Vlad Coric: There are too many patients left to help to ride off into the sunset. You have an obligation when you put a team together like this to try to do it again. Of course, we want to be successful, but it's a tough space in neuroscience. We closed the Pfizer deal on October 3rd and on October 4th, we launched our new company. Our team did not miss a beat. There are many people on our team who could have retired but we have this shared vision. We're here to help folks and to try to advance therapies in neuroscience. This team is excited as ever to do it.

We’re already fast at work. We have 13 programs and we’re already advancing into our later stage products. We don’t think it’ll be long before you start hearing about the next paradigm shift from Biohaven. We really have an amazing team, a broad portfolio, and are well-positioned with access to capital to be able to do this again. We’re looking forward to working with partners like Sixth Street and others, to try and repeat what we did with Nurtec® ODT for patients with other neurologic disorders.

Sixth Street: Speaking for the Sixth Street team, it really was an honor to work with you and the entire Biohaven team to be a part of such an incredible success story. This has been a highlight for us to help bring a drug to market that is helping millions of patients. This has had a dramatic impact in the lives of so many people. It was an honor and a privilege to work with you, and we are excited for the next chapter and hope to be a part of it.

Vlad Coric: Thanks to the Sixth Street team and we are really looking forward to it.
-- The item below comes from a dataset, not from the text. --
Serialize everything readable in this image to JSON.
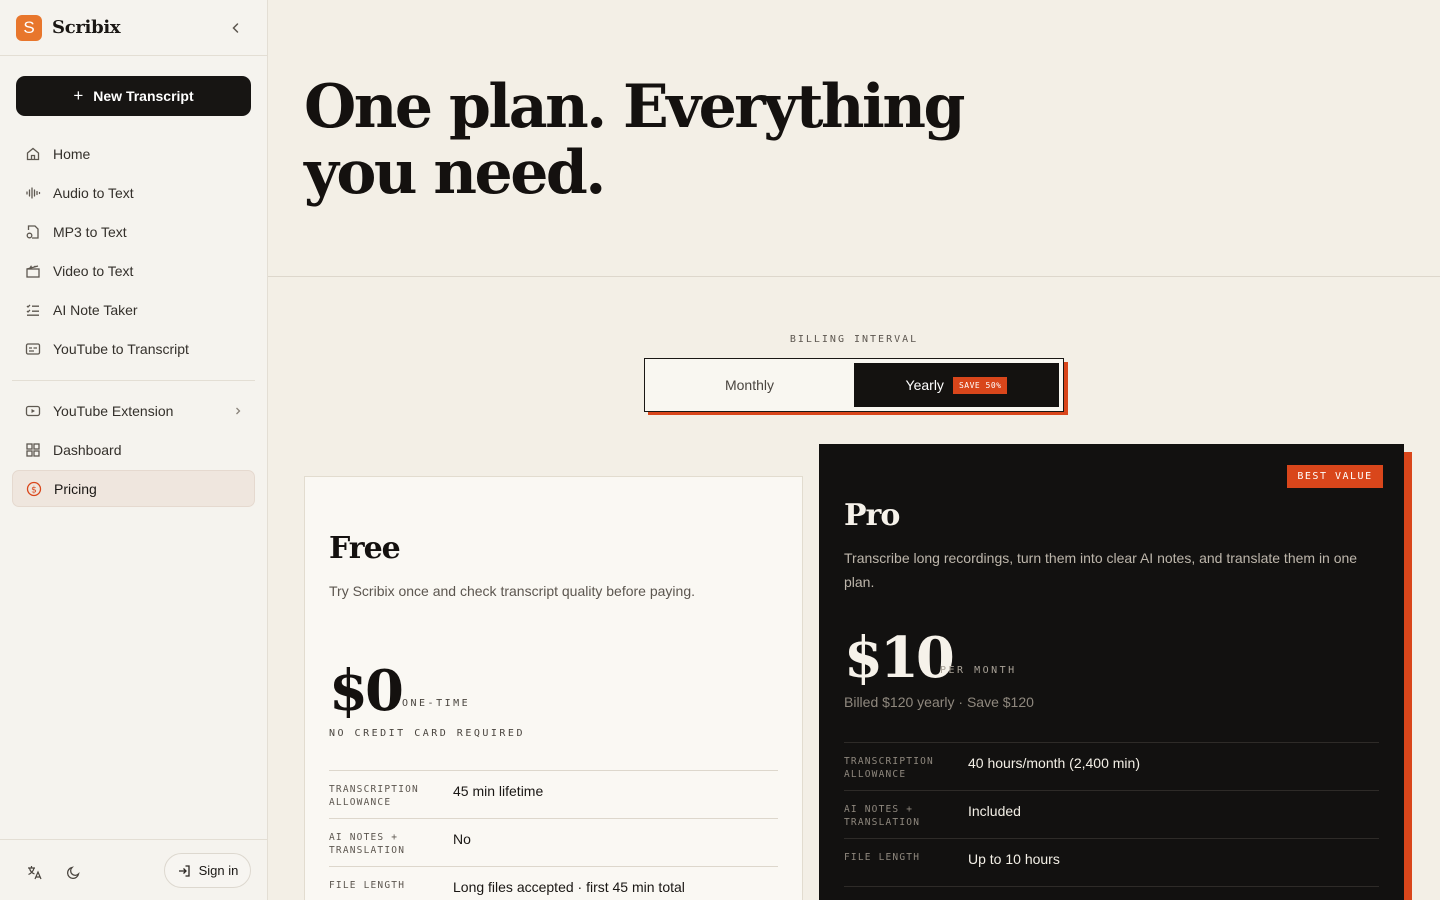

AUM presented as of 9/30/23 and excludes assets and commitments of certain vehicles established by Sixth Street for the purpose of facilitating third party co-invest opportunities. Calculation of assets under management differs from the calculation of regulatory assets under management and may differ from the calculations of other investment managers.